BEGIN Input for this task

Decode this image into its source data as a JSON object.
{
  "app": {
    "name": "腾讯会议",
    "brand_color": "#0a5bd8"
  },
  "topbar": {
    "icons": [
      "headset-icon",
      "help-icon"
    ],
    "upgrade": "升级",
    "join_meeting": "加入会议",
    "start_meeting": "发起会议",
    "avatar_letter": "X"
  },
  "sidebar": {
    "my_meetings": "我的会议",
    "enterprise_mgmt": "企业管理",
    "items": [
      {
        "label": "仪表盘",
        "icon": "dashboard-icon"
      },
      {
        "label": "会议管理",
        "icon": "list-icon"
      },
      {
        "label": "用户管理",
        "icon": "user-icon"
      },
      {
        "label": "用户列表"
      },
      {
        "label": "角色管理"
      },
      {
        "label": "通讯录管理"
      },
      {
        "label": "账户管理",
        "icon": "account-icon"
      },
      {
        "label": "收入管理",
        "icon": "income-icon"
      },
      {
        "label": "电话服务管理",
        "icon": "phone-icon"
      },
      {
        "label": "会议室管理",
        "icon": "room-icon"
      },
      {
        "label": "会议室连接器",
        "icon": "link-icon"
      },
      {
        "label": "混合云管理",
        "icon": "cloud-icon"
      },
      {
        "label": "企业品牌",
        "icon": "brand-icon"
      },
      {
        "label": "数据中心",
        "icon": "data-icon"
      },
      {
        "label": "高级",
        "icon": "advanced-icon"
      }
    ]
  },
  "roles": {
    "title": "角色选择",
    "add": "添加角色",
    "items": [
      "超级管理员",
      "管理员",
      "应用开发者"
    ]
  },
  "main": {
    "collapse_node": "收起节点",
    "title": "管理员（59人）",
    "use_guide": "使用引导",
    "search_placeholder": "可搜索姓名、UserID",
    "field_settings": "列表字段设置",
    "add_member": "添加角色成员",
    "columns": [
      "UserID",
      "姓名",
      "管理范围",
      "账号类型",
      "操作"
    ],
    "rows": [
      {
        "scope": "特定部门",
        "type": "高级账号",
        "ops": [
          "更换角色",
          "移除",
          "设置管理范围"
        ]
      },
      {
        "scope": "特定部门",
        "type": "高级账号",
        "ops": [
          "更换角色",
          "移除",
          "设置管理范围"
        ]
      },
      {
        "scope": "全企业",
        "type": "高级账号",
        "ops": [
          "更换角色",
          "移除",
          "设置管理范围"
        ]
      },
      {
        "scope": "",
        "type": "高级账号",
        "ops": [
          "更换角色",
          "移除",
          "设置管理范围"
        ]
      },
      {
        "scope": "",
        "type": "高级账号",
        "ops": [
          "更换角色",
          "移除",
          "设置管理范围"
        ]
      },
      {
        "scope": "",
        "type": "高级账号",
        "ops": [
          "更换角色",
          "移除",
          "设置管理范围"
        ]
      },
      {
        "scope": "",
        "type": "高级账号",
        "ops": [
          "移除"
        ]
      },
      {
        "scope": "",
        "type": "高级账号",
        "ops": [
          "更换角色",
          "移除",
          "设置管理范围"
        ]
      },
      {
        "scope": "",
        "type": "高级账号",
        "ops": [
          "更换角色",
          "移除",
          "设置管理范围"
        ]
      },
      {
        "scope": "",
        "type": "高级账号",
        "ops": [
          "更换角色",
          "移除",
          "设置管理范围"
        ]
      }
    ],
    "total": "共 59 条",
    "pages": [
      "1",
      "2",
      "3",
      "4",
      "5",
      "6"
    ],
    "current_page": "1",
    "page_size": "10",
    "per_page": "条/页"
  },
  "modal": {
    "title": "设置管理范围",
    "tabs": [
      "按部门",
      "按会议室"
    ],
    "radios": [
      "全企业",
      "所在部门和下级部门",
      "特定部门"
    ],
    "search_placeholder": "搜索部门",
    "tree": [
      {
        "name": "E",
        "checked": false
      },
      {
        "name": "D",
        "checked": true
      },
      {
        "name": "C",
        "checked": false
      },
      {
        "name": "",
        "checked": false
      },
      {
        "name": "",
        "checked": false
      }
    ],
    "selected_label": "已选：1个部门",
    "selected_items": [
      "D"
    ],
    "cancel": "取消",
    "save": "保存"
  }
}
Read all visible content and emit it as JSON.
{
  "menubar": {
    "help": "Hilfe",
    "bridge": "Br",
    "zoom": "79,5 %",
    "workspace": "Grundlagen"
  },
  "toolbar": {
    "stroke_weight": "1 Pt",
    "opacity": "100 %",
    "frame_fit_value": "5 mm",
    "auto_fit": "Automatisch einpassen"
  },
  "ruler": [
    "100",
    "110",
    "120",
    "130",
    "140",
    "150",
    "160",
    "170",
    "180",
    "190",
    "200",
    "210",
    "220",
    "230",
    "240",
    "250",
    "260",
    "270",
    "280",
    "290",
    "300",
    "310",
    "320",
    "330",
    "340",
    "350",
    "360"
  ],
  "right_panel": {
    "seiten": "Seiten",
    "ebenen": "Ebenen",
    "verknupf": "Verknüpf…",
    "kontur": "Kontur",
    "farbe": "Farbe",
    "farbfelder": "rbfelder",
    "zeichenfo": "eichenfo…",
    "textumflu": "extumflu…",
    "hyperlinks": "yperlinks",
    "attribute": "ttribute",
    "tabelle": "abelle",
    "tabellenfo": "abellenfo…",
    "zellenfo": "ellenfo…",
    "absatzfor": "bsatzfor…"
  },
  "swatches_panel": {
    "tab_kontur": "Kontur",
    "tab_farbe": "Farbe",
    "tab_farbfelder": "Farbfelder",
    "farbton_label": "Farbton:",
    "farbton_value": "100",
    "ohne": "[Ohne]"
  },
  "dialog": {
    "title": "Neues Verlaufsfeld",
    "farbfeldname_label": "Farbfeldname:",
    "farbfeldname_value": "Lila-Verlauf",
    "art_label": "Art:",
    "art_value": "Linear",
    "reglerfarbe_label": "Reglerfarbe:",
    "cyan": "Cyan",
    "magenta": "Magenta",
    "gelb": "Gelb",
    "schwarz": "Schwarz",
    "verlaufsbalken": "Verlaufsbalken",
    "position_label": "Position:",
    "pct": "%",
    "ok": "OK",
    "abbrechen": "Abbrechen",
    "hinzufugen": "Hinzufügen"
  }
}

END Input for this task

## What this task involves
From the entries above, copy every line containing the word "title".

## Task output
    "title": "角色选择",
    "title": "管理员（59人）",
    "title": "设置管理范围",
    "title": "Neues Verlaufsfeld",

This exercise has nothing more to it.